Two SC Judges Authored More Than 100 Judgments Each in 2021
In 2021, the average SC judge delivered 23 judgments.
Out of the 865 judgements delivered by the Supreme Court in 2021, a whopping 111 were authored by Justice M.R. Shah. Justice D.Y. Chandrachud was a close second, authoring 100 judgments in the same year. Justice P.S. Narasimha, on the other hand, delivered one judgment.
In this post, we study the number of judgments authored by each sitting Judge of the Supreme Court.
The average number of judgments delivered per judge in 2021 was 23, and the median was 19. The low average and median can be attributed to the appointment of nine judges to the Court in late August, who had only about four months to deliver judgments in 2021.
Justices Vineeth Saran, Dinesh Maheshwari, Krishna Murari, Vikram Nath, J.K. Maheshwari, Hima Kohli, C.T. Ravikumar, M.M. Sundresh, Bela M. Trivedi and P.S. Narasimha authored less than ten judgments each. However, the last seven of these judges were elevated to the Supreme Court only on August 31st 2021. Out of the judges appointed in August, Justices Abhay S. Oka and B.V. Nagarathna authored 20 and 19 judgments respectively — a significantly higher number than those written by the other judges in their cohort.
It must be noted that the number of judgments authored by a judge cannot be correlated with their productivity. This is because not all judgments are qualitatively similar. Further, Judges of the Supreme Court do not sit together (en banc) to hear a case, instead hearing cases in division benches. This means that there is a variance in the number of cases allotted to each judge, likely impacting the number of judgments they author. For instance, Justice M.R. Shah, the most prolific author in our study, was a part of 216 Benches in 2021, compared to Justice C.T. Ravikumar, who was a part of seven Benches in the same year.
The Court enters 2022 with a staggering 69,555 pending cases. Adding more judges to the Court would not necessarily lead to a decrease in pendency. Interestingly, increasing the working strength of the Court seems to produce an opposite effect, with an overall decrease in the number of judgments delivered. One possible explanation for this is that the Registrar of the Court may more aggressively club together more cases, leading to fewer judgments needed to dispose of the same number of cases.

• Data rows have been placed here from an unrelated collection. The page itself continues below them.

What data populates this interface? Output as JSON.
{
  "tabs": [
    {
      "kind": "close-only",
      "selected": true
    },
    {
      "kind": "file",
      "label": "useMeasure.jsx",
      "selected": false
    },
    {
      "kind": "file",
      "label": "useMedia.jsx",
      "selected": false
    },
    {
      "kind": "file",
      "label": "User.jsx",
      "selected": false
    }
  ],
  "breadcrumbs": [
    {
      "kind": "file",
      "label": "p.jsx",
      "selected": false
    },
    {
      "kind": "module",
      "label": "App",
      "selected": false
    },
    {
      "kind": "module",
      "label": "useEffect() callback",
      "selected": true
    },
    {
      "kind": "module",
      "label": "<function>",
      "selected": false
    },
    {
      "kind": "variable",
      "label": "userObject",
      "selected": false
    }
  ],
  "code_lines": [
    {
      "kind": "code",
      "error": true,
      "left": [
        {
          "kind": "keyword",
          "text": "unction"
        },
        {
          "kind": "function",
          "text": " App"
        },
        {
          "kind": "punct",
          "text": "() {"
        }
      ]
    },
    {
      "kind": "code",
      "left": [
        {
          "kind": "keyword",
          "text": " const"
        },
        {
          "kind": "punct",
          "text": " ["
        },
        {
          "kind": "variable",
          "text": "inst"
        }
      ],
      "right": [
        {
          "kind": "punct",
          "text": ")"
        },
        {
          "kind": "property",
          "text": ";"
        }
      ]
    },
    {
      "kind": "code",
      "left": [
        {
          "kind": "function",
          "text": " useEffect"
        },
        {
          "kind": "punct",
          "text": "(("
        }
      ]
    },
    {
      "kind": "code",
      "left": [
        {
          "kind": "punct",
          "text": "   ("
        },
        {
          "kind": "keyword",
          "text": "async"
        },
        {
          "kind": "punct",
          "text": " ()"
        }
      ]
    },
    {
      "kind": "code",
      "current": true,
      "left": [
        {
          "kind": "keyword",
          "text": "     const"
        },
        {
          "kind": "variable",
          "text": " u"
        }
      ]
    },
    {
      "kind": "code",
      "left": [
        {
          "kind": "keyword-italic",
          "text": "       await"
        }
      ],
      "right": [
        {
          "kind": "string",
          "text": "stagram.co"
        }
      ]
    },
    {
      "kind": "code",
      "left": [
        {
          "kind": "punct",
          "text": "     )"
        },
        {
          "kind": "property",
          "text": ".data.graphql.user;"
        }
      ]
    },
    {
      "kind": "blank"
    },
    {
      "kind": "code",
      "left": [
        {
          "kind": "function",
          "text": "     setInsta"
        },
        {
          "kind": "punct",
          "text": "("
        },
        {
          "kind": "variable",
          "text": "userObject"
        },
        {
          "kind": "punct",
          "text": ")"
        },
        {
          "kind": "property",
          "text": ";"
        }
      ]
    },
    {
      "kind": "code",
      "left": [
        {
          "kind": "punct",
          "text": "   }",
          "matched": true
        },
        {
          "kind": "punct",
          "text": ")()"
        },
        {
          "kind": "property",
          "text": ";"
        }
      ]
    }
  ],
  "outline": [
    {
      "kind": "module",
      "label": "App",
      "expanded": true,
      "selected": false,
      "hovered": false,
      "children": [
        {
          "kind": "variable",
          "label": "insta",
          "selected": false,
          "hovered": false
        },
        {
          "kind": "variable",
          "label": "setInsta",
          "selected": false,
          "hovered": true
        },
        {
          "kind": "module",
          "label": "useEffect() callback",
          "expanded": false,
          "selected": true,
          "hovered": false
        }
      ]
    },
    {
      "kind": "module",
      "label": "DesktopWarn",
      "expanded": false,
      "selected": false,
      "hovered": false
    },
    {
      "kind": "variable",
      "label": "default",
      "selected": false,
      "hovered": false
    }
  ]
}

There are currently 33 Judges at the Supreme Court of India — one short of its maximum designated strength of 34. Whether there will be a change in the number of judgments delivered by the Court in 2022 remains to be seen.